[EXERCISE] In the entries below, every line with the string "size" is to be reported.

/---

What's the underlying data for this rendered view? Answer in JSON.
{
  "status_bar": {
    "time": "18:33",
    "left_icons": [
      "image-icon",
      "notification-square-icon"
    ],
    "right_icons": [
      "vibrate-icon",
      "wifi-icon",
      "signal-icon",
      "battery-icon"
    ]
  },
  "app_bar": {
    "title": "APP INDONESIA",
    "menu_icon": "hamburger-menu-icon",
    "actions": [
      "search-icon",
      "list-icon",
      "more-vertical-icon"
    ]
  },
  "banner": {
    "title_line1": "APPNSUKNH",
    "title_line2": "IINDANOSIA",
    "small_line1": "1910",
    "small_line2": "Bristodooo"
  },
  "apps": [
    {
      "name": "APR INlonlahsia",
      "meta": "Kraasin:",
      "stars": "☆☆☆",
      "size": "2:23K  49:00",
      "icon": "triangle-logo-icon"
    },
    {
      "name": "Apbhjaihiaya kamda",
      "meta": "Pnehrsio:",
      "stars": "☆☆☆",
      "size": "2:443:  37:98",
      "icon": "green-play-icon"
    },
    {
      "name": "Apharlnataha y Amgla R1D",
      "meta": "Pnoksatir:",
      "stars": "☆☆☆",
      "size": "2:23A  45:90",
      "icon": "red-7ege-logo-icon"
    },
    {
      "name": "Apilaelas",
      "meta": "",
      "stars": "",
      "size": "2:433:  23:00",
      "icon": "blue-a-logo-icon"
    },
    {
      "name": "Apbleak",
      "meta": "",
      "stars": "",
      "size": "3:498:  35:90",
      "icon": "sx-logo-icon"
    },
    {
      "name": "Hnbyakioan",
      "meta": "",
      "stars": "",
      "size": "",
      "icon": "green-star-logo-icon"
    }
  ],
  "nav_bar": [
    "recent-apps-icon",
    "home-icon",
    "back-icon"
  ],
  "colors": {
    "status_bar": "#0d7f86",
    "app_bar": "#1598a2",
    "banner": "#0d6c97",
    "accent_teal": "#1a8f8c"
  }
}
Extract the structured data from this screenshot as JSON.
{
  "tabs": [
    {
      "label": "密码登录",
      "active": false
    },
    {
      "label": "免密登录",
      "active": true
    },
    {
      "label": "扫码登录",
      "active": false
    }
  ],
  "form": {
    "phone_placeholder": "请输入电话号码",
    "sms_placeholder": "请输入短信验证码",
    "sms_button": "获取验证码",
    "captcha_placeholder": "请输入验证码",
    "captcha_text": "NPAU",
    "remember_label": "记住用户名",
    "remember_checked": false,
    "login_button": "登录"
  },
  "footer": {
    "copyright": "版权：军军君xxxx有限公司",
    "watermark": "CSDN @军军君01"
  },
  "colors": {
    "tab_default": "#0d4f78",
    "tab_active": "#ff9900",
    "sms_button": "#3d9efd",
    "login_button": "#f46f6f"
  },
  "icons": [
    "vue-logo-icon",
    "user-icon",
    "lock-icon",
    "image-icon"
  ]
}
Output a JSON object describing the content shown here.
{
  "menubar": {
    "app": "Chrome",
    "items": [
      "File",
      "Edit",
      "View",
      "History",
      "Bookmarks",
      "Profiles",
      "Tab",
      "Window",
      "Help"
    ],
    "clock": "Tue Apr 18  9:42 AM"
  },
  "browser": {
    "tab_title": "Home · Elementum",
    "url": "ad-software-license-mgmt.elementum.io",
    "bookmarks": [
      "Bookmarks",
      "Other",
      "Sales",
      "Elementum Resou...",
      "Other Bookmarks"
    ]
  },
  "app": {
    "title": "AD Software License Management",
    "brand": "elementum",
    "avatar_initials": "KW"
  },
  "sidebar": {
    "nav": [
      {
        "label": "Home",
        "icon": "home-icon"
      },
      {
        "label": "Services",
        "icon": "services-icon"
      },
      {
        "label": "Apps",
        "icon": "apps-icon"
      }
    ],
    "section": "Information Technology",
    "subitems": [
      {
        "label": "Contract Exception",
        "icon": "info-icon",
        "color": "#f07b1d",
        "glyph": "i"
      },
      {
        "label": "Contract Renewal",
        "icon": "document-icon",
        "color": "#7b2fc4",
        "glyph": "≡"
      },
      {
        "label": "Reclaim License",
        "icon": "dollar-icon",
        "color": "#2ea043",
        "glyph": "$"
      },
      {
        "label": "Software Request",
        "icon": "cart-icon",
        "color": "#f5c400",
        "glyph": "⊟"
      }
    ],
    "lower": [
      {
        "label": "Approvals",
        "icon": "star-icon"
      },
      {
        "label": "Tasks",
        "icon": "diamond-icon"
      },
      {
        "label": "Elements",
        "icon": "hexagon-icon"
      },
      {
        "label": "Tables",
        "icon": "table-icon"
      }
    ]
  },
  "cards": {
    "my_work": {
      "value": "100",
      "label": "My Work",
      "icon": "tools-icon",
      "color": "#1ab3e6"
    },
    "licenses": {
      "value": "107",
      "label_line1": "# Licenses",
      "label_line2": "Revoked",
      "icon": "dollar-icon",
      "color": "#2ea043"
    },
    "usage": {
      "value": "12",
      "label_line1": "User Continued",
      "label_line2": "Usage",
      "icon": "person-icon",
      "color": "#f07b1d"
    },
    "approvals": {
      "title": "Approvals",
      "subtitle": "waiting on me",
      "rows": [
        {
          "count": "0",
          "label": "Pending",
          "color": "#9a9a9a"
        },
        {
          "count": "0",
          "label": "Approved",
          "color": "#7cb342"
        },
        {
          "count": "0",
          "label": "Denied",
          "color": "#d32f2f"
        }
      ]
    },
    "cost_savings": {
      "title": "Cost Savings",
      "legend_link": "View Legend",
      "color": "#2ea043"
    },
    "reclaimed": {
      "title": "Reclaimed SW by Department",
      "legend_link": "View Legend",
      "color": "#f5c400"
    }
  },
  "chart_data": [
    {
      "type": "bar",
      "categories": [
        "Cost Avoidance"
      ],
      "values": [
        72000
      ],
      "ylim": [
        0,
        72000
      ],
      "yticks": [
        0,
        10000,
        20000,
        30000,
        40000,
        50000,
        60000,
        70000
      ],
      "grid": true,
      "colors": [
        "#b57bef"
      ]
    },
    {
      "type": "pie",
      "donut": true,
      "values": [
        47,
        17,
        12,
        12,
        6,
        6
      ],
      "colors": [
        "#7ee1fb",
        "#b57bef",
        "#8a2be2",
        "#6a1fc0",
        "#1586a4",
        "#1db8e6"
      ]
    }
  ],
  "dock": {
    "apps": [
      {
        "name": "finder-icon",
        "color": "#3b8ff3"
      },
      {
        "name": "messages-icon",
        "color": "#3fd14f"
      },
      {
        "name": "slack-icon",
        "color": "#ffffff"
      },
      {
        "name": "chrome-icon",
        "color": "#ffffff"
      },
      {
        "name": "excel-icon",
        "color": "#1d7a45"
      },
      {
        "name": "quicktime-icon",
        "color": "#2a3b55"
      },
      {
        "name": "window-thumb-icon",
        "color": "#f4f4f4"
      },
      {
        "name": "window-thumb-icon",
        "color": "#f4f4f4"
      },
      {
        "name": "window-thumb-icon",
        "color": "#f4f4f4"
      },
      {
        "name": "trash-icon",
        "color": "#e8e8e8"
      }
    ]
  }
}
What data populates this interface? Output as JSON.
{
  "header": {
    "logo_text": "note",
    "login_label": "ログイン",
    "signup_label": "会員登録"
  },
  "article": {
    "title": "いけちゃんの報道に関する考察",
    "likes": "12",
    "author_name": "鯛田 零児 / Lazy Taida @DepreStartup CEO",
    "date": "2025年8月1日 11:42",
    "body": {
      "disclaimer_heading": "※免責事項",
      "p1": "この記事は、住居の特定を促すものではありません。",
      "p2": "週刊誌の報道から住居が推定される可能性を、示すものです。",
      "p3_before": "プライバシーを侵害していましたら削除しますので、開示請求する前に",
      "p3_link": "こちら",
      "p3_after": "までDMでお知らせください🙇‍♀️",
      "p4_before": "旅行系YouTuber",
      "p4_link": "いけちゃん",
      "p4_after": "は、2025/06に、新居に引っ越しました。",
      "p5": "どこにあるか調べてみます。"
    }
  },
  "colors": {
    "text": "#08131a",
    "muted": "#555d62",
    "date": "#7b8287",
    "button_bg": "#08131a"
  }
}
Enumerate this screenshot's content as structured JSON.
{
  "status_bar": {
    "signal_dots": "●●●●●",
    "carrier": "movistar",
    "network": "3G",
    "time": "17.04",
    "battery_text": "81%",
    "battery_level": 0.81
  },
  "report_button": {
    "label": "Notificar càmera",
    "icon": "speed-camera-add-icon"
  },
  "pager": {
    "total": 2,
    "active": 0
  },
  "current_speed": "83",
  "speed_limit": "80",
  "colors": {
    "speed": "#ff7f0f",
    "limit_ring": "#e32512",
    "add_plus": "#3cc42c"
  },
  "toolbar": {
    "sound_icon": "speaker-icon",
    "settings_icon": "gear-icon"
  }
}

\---

[ANSWER SECTION]
      "size": "2:23K  49:00",
      "size": "2:443:  37:98",
      "size": "2:23A  45:90",
      "size": "2:433:  23:00",
      "size": "3:498:  35:90",
      "size": "",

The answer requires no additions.